  • Virtual scientific event to teach public about COVID-19-related loss of smell, taste

    "The Nose Knows About COVID-19,” a virtual scientific event, will help the public get to know their senses of smell and taste better, and how these senses are often affected when people contract the coronavirus.

  • Sweet-taste perception changes as children develop

    Children and adults differ significantly in their sensitivity to the sweet taste and in the intensity of sweetness that they prefer, a new study found.

  • Lone Star ticks in Illinois can carry, transmit Heartland virus

    Researchers have confirmed that Heartland virus, an emerging pathogen with potentially dire consequences for those infected, is present in Lone Star ticks in two Illinois counties hundreds of miles apart. Lone Star ticks were first detected in Illinois in 1999 but had not been found to be infected with Heartland virus in the state.

  • Salon series featuring Black artists kicks off new Black Arts Initiative

    A Black Arts Initiative by the College of Fine and Applied Arts kicks off this week with a series of conversations with Black artists.

  • Why is the NFL team in Washington, D.C., changing its name?

    The NFL team in the nation’s capital will no longer be the Redskins. It’s the highest-profile retirement of an American Indian name by a sports team in decades, says Jay Rosenstein, an Illinois professor of media and cinema studies. His documentary on the use of American Indian mascots in sports aired in 1997 and he has closely followed the issue since.

  • Chasing bumble bees on a patch of prairie

    It’s hot and the key to the gate doesn’t work. Heavy clouds hover to the north and east, and a distant rumble warns of potential rain.

    “Looks like you’re going to get the full prairie experience,” Tommy McElrath says.
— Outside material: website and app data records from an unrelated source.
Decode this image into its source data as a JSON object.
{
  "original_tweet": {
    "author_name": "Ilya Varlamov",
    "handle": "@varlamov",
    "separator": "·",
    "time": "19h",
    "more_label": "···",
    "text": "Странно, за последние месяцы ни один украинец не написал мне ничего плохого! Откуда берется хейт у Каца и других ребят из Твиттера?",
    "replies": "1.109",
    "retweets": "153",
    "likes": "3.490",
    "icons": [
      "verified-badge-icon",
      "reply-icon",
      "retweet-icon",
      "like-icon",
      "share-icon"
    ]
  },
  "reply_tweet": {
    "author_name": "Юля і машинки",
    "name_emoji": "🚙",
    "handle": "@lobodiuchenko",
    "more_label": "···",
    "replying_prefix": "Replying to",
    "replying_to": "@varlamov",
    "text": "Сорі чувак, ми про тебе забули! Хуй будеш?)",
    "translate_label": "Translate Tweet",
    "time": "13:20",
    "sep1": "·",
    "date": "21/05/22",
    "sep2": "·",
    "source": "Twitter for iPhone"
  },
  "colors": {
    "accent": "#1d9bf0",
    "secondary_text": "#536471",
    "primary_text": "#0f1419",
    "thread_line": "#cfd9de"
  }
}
    To our right is Trelease Woods, a remnant 65-acre patch of old-growth forest owned by the University of Illinois. To the left, a slice of restored prairie. We’re here to get a glimpse of what’s left of the 18 species of bumble bees recorded here in decades past.